Explaining the importance of the training he said: Public health laboratories provide timely and reliable results primarily for the purpose of disease control and prevention. Clinical laboratories provide accurate diagnosis of on-going, recent or past infections for appropriate case management. Therefore, for results of laboratories to be credible and contribute positively to improving healthcare they need to implement laboratory quality standards.
To achieve this, health laboratories should be encouraged and supported to achieve international accreditation. “Accredited Medical Laboratories have capacity for well –functioning quality management systems, technical competence, timely and customer focused services that contribute effectively to patient care.
“They require leadership, time, attention, resources and continuous commitment to evaluation and improvement. Poor laboratory quality leads to misdiagnosis and mismanagement of clinical conditions, inability to conduct adequate surveillance.
“By 2011 there were 5,349 diagnostic laboratories operating in Nigeria, out of these, only two (NIMR Human Virology Laboratory and Pathcare Nigeria Limited laboratories) have ISO15189 accreditation while the 445 Nigerian Air Force Hospital Laboratory achieved the 5- star ranking under the WHO/AFRO SLMTA programme.”
Director of Research, Dr. Oni Idigbe lamented that only 348 laboratories were accredited in Africa and out of the number, 314 are in South Africa alone and the remaining 34 accredited were in other African countries.

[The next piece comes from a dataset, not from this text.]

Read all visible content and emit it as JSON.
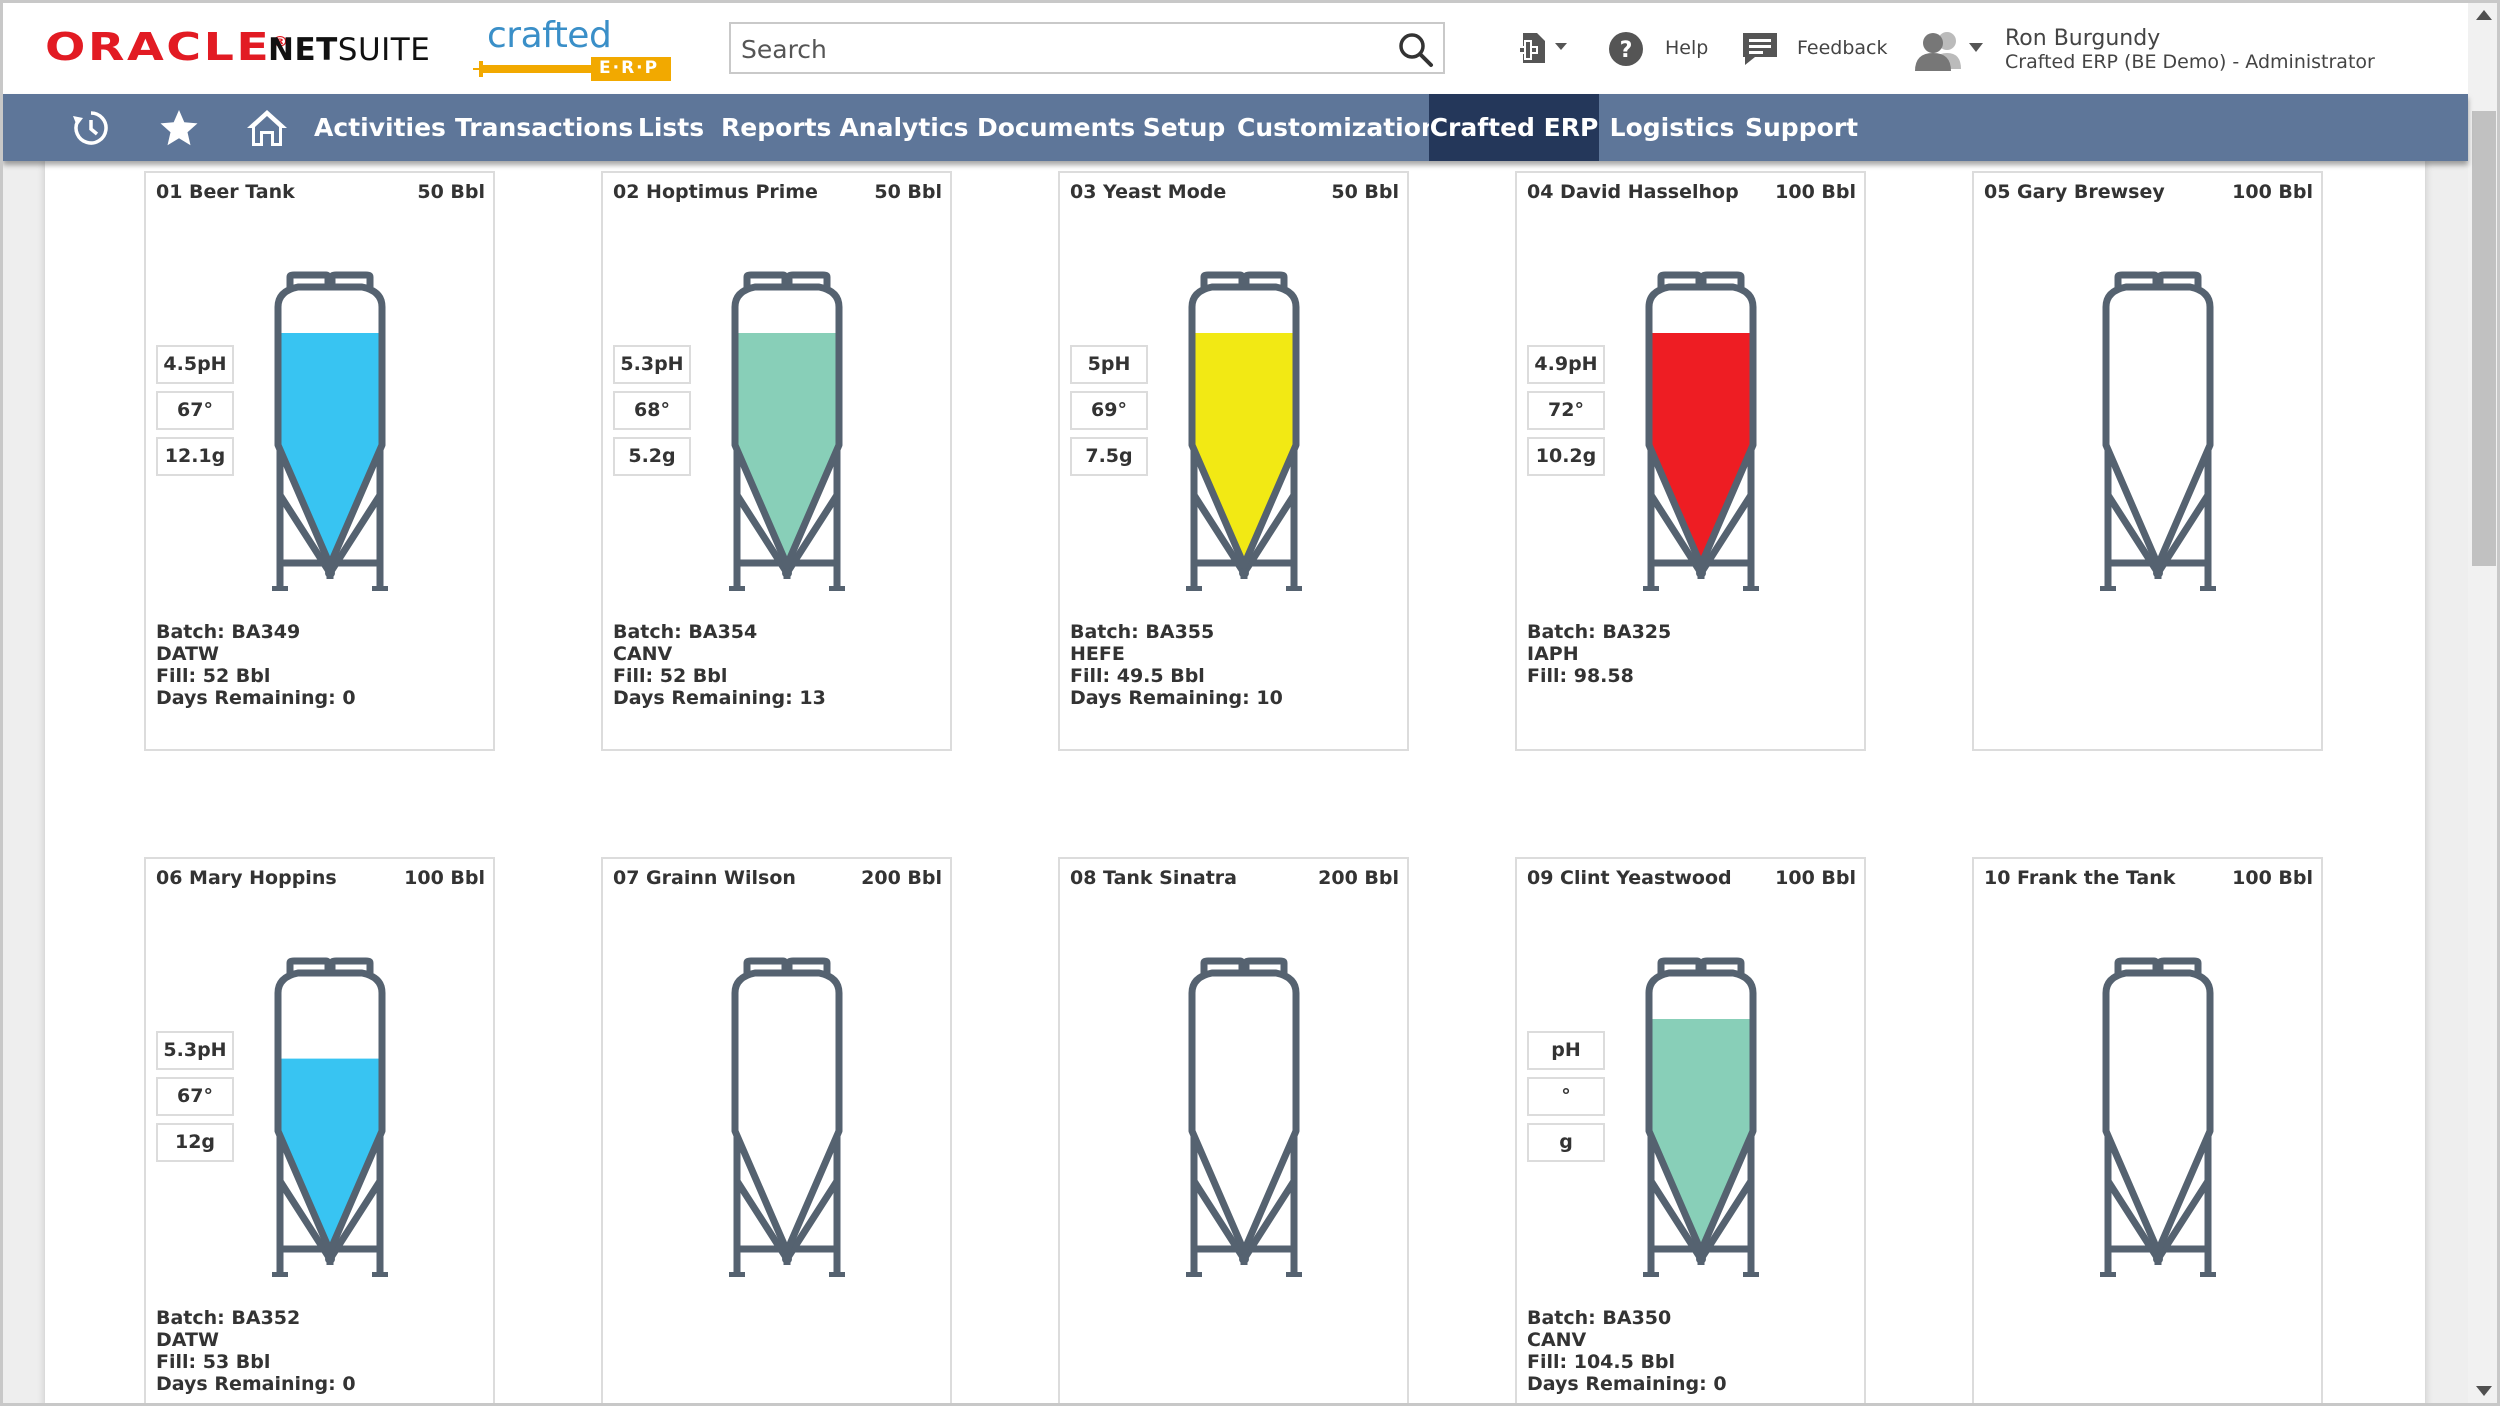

“We decided to bring in master trainers from Kenya and Uganda because Nigeria does not have any and we are trying to look inward to see how we can build incountry capacity to ensure that we build a critical mass of trainers to assist in the accreditation processes.”